→ **The problem**:
The word "percent" marks the lines to copy; find all of them in the entries below.

→ **Source material**:
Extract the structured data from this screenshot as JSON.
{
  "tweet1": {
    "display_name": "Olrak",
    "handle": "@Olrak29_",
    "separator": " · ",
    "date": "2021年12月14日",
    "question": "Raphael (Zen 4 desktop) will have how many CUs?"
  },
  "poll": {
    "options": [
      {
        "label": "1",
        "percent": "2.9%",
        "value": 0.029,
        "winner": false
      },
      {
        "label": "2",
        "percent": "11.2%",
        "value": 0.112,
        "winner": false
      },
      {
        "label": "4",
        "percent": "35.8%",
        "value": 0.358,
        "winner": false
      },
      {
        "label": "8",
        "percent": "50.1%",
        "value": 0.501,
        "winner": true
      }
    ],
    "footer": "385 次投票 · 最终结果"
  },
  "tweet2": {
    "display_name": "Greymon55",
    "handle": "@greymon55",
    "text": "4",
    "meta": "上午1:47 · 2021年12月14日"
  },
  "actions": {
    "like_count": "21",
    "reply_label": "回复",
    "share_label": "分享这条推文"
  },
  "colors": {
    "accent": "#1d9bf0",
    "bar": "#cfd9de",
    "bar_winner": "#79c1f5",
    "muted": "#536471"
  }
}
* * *
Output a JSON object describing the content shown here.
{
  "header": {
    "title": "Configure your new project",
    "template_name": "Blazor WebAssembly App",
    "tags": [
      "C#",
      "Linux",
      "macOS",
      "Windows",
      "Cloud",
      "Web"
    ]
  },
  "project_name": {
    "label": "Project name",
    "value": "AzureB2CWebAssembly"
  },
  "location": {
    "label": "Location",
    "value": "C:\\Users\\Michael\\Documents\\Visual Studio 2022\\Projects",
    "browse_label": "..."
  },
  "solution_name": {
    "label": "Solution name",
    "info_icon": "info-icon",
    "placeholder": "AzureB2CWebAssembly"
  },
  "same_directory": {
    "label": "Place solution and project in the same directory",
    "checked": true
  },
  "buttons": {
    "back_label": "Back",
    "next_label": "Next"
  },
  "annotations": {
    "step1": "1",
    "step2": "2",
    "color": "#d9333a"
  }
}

→ **Answer for this exercise**:
        "percent": "2.9%",
        "percent": "11.2%",
        "percent": "35.8%",
        "percent": "50.1%",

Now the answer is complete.